Work instructions – Filtering the records below, copy only those lines that include the word "true".
══ Entries supplied
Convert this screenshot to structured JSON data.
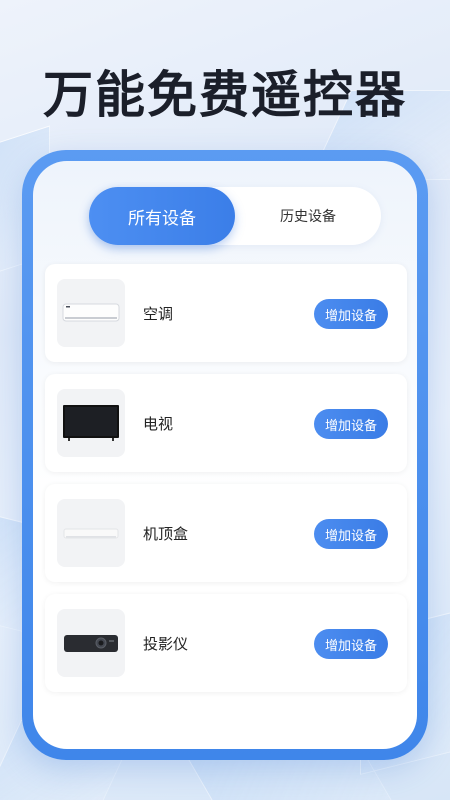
{
  "headline": "万能免费遥控器",
  "tabs": [
    {
      "label": "所有设备",
      "active": true
    },
    {
      "label": "历史设备",
      "active": false
    }
  ],
  "devices": [
    {
      "name": "空调",
      "button": "增加设备",
      "icon": "air-conditioner-icon"
    },
    {
      "name": "电视",
      "button": "增加设备",
      "icon": "tv-icon"
    },
    {
      "name": "机顶盒",
      "button": "增加设备",
      "icon": "set-top-box-icon"
    },
    {
      "name": "投影仪",
      "button": "增加设备",
      "icon": "projector-icon"
    }
  ],
  "colors": {
    "accent": "#3f86ea",
    "headline": "#1b1f2a"
  }
}
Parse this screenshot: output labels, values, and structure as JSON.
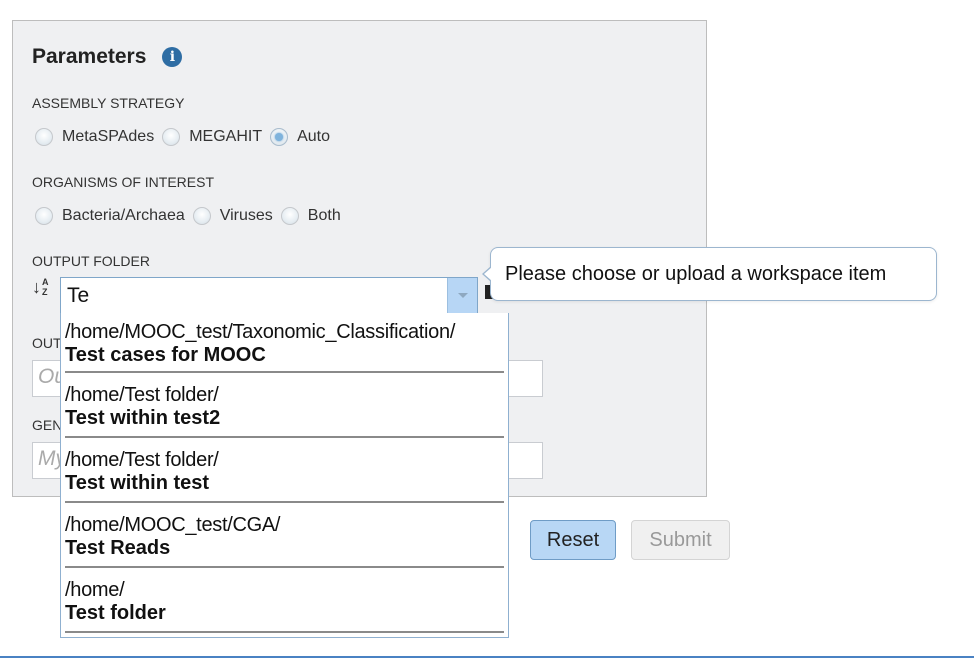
{
  "parameters": {
    "title": "Parameters",
    "info_icon": "info-circle-icon",
    "assembly_strategy": {
      "label": "ASSEMBLY STRATEGY",
      "options": [
        {
          "label": "MetaSPAdes",
          "checked": false
        },
        {
          "label": "MEGAHIT",
          "checked": false
        },
        {
          "label": "Auto",
          "checked": true
        }
      ]
    },
    "organisms_of_interest": {
      "label": "ORGANISMS OF INTEREST",
      "options": [
        {
          "label": "Bacteria/Archaea",
          "checked": false
        },
        {
          "label": "Viruses",
          "checked": false
        },
        {
          "label": "Both",
          "checked": false
        }
      ]
    },
    "output_folder": {
      "label": "OUTPUT FOLDER",
      "sort_icon": "sort-alpha-down-icon",
      "value": "Te",
      "folder_icon": "folder-icon",
      "tooltip": "Please choose or upload a workspace item",
      "dropdown_items": [
        {
          "path": "/home/MOOC_test/Taxonomic_Classification/",
          "name": "Test cases for MOOC"
        },
        {
          "path": "/home/Test folder/",
          "name": "Test within test2"
        },
        {
          "path": "/home/Test folder/",
          "name": "Test within test"
        },
        {
          "path": "/home/MOOC_test/CGA/",
          "name": "Test Reads"
        },
        {
          "path": "/home/",
          "name": "Test folder"
        }
      ]
    },
    "output_name": {
      "label_partial": "OUT",
      "placeholder_partial": "Ou"
    },
    "genome_group": {
      "label_partial": "GEN",
      "placeholder_partial": "My"
    }
  },
  "buttons": {
    "reset": "Reset",
    "submit": "Submit"
  },
  "colors": {
    "panel_bg": "#eff0f2",
    "accent_blue": "#b8d7f5",
    "info_icon": "#2e6da4",
    "bottom_line": "#4a82c3"
  }
}
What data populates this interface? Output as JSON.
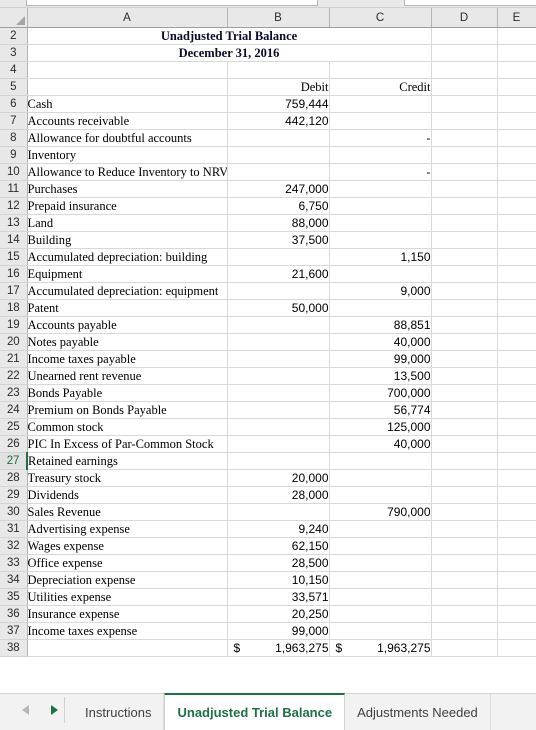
{
  "sheet": {
    "columns": [
      "A",
      "B",
      "C",
      "D",
      "E"
    ],
    "title_line1": "Unadjusted Trial Balance",
    "title_line2": "December 31, 2016",
    "debit_header": "Debit",
    "credit_header": "Credit",
    "active_row": "27",
    "currency_symbol": "$",
    "rows": [
      {
        "n": "2",
        "type": "title",
        "label": "Unadjusted Trial Balance"
      },
      {
        "n": "3",
        "type": "title",
        "label": "December 31, 2016"
      },
      {
        "n": "4",
        "type": "blank",
        "label": "",
        "debit": "",
        "credit": ""
      },
      {
        "n": "5",
        "type": "header",
        "label": "",
        "debit": "Debit",
        "credit": "Credit"
      },
      {
        "n": "6",
        "type": "data",
        "label": "Cash",
        "debit": "759,444",
        "credit": ""
      },
      {
        "n": "7",
        "type": "data",
        "label": "Accounts receivable",
        "debit": "442,120",
        "credit": ""
      },
      {
        "n": "8",
        "type": "data",
        "label": "Allowance for doubtful accounts",
        "debit": "",
        "credit": "-"
      },
      {
        "n": "9",
        "type": "data",
        "label": "Inventory",
        "debit": "",
        "credit": ""
      },
      {
        "n": "10",
        "type": "data",
        "label": "Allowance to Reduce Inventory to NRV",
        "debit": "",
        "credit": "-"
      },
      {
        "n": "11",
        "type": "data",
        "label": "Purchases",
        "debit": "247,000",
        "credit": ""
      },
      {
        "n": "12",
        "type": "data",
        "label": "Prepaid insurance",
        "debit": "6,750",
        "credit": ""
      },
      {
        "n": "13",
        "type": "data",
        "label": "Land",
        "debit": "88,000",
        "credit": ""
      },
      {
        "n": "14",
        "type": "data",
        "label": "Building",
        "debit": "37,500",
        "credit": ""
      },
      {
        "n": "15",
        "type": "data",
        "label": "Accumulated depreciation: building",
        "debit": "",
        "credit": "1,150"
      },
      {
        "n": "16",
        "type": "data",
        "label": "Equipment",
        "debit": "21,600",
        "credit": ""
      },
      {
        "n": "17",
        "type": "data",
        "label": "Accumulated depreciation: equipment",
        "debit": "",
        "credit": "9,000"
      },
      {
        "n": "18",
        "type": "data",
        "label": "Patent",
        "debit": "50,000",
        "credit": ""
      },
      {
        "n": "19",
        "type": "data",
        "label": "Accounts payable",
        "debit": "",
        "credit": "88,851"
      },
      {
        "n": "20",
        "type": "data",
        "label": "Notes payable",
        "debit": "",
        "credit": "40,000"
      },
      {
        "n": "21",
        "type": "data",
        "label": "Income taxes payable",
        "debit": "",
        "credit": "99,000"
      },
      {
        "n": "22",
        "type": "data",
        "label": "Unearned rent revenue",
        "debit": "",
        "credit": "13,500"
      },
      {
        "n": "23",
        "type": "data",
        "label": "Bonds Payable",
        "debit": "",
        "credit": "700,000"
      },
      {
        "n": "24",
        "type": "data",
        "label": "Premium on Bonds Payable",
        "debit": "",
        "credit": "56,774"
      },
      {
        "n": "25",
        "type": "data",
        "label": "Common stock",
        "debit": "",
        "credit": "125,000"
      },
      {
        "n": "26",
        "type": "data",
        "label": "PIC In Excess of Par-Common Stock",
        "debit": "",
        "credit": "40,000"
      },
      {
        "n": "27",
        "type": "data",
        "label": "Retained earnings",
        "debit": "",
        "credit": ""
      },
      {
        "n": "28",
        "type": "data",
        "label": "Treasury stock",
        "debit": "20,000",
        "credit": ""
      },
      {
        "n": "29",
        "type": "data",
        "label": "Dividends",
        "debit": "28,000",
        "credit": ""
      },
      {
        "n": "30",
        "type": "data",
        "label": "Sales Revenue",
        "debit": "",
        "credit": "790,000"
      },
      {
        "n": "31",
        "type": "data",
        "label": "Advertising expense",
        "debit": "9,240",
        "credit": ""
      },
      {
        "n": "32",
        "type": "data",
        "label": "Wages expense",
        "debit": "62,150",
        "credit": ""
      },
      {
        "n": "33",
        "type": "data",
        "label": "Office expense",
        "debit": "28,500",
        "credit": ""
      },
      {
        "n": "34",
        "type": "data",
        "label": "Depreciation expense",
        "debit": "10,150",
        "credit": ""
      },
      {
        "n": "35",
        "type": "data",
        "label": "Utilities expense",
        "debit": "33,571",
        "credit": ""
      },
      {
        "n": "36",
        "type": "data",
        "label": "Insurance expense",
        "debit": "20,250",
        "credit": ""
      },
      {
        "n": "37",
        "type": "data",
        "label": "Income taxes expense",
        "debit": "99,000",
        "credit": ""
      },
      {
        "n": "38",
        "type": "total",
        "label": "",
        "debit": "1,963,275",
        "credit": "1,963,275"
      }
    ]
  },
  "tabbar": {
    "prev_label": "previous-sheet",
    "next_label": "next-sheet",
    "tabs": [
      {
        "label": "Instructions",
        "active": false
      },
      {
        "label": "Unadjusted Trial Balance",
        "active": true
      },
      {
        "label": "Adjustments Needed",
        "active": false
      }
    ]
  },
  "colors": {
    "accent_green": "#1e7145",
    "header_gray": "#e8e8e8",
    "gridline": "#d9d9d9"
  }
}
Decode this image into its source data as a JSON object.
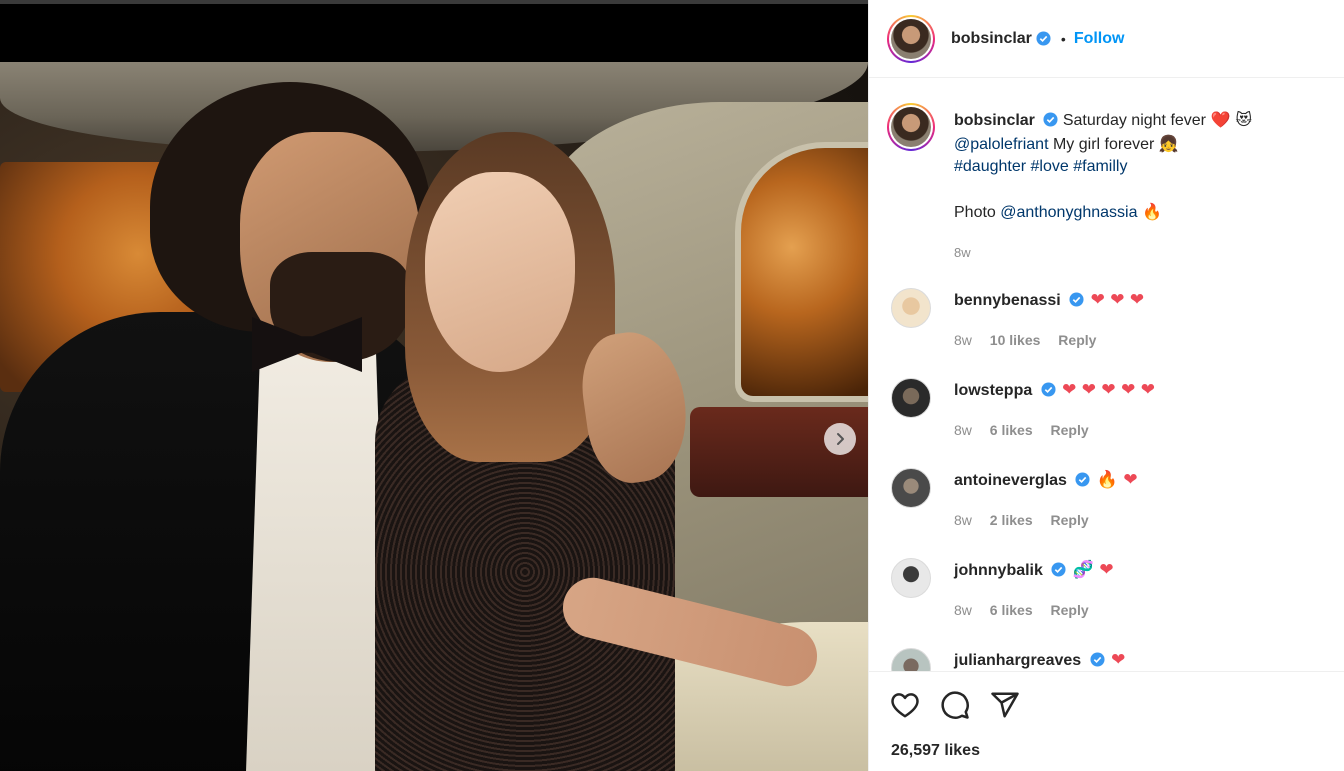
{
  "post": {
    "username": "bobsinclar",
    "follow_label": "Follow",
    "separator": "•"
  },
  "caption": {
    "username": "bobsinclar",
    "line1": "Saturday night fever",
    "line1_emojis": "❤️ 😻",
    "mention": "@palolefriant",
    "line2": "My girl forever",
    "line2_emoji": "👧",
    "hashtags": [
      "#daughter",
      "#love",
      "#familly"
    ],
    "photo_label": "Photo",
    "photo_mention": "@anthonyghnassia",
    "photo_emoji": "🔥",
    "time": "8w"
  },
  "comments": [
    {
      "username": "bennybenassi",
      "text": "❤ ❤ ❤",
      "time": "8w",
      "likes": "10 likes",
      "reply": "Reply",
      "avatar_color": "#f2e4cc"
    },
    {
      "username": "lowsteppa",
      "text": "❤ ❤ ❤ ❤ ❤",
      "time": "8w",
      "likes": "6 likes",
      "reply": "Reply",
      "avatar_color": "#2a2a2a"
    },
    {
      "username": "antoineverglas",
      "text": "🔥 ❤",
      "time": "8w",
      "likes": "2 likes",
      "reply": "Reply",
      "avatar_color": "#4a4a4a"
    },
    {
      "username": "johnnybalik",
      "text": "🧬 ❤",
      "time": "8w",
      "likes": "6 likes",
      "reply": "Reply",
      "avatar_color": "#d8d8d8"
    },
    {
      "username": "julianhargreaves",
      "text": "❤",
      "time": "",
      "likes": "",
      "reply": "",
      "avatar_color": "#b8c4c0"
    }
  ],
  "footer": {
    "likes": "26,597 likes"
  },
  "icons": [
    "chevron-right-icon",
    "verified-badge-icon",
    "heart-icon",
    "comment-icon",
    "share-icon"
  ],
  "colors": {
    "link": "#00376b",
    "follow": "#0095f6",
    "heart": "#ed4956",
    "verified": "#3897f0"
  }
}
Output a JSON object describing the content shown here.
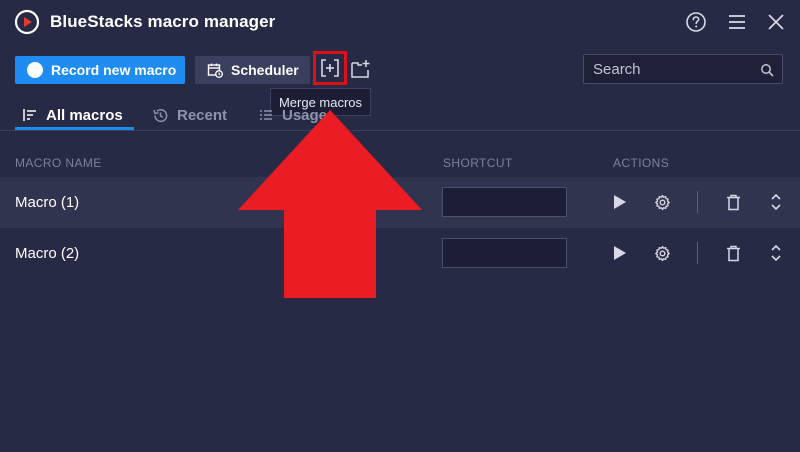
{
  "app": {
    "title": "BlueStacks macro manager"
  },
  "toolbar": {
    "record_label": "Record new macro",
    "scheduler_label": "Scheduler",
    "merge_tooltip": "Merge macros"
  },
  "search": {
    "placeholder": "Search"
  },
  "tabs": [
    {
      "label": "All macros",
      "active": true
    },
    {
      "label": "Recent",
      "active": false
    },
    {
      "label": "Usage",
      "active": false
    }
  ],
  "table": {
    "headers": {
      "name": "MACRO NAME",
      "shortcut": "SHORTCUT",
      "actions": "ACTIONS"
    },
    "rows": [
      {
        "name": "Macro (1)",
        "shortcut": ""
      },
      {
        "name": "Macro (2)",
        "shortcut": ""
      }
    ]
  },
  "colors": {
    "accent": "#1f8cf2",
    "highlight": "#e0101b",
    "background": "#262a45"
  }
}
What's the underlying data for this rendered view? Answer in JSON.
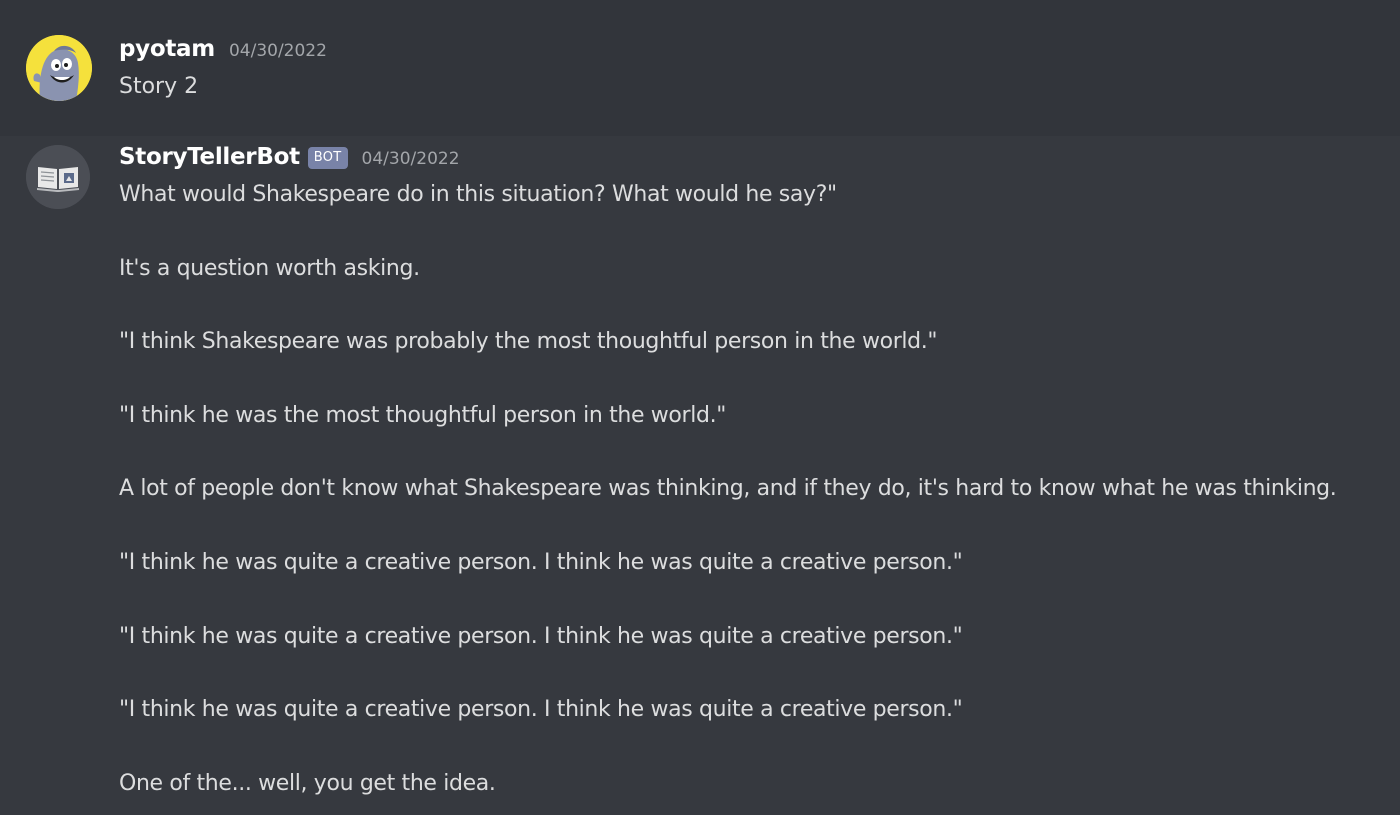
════
Result below –
      "active": true
          "checked": true
        "active": true
      "active": true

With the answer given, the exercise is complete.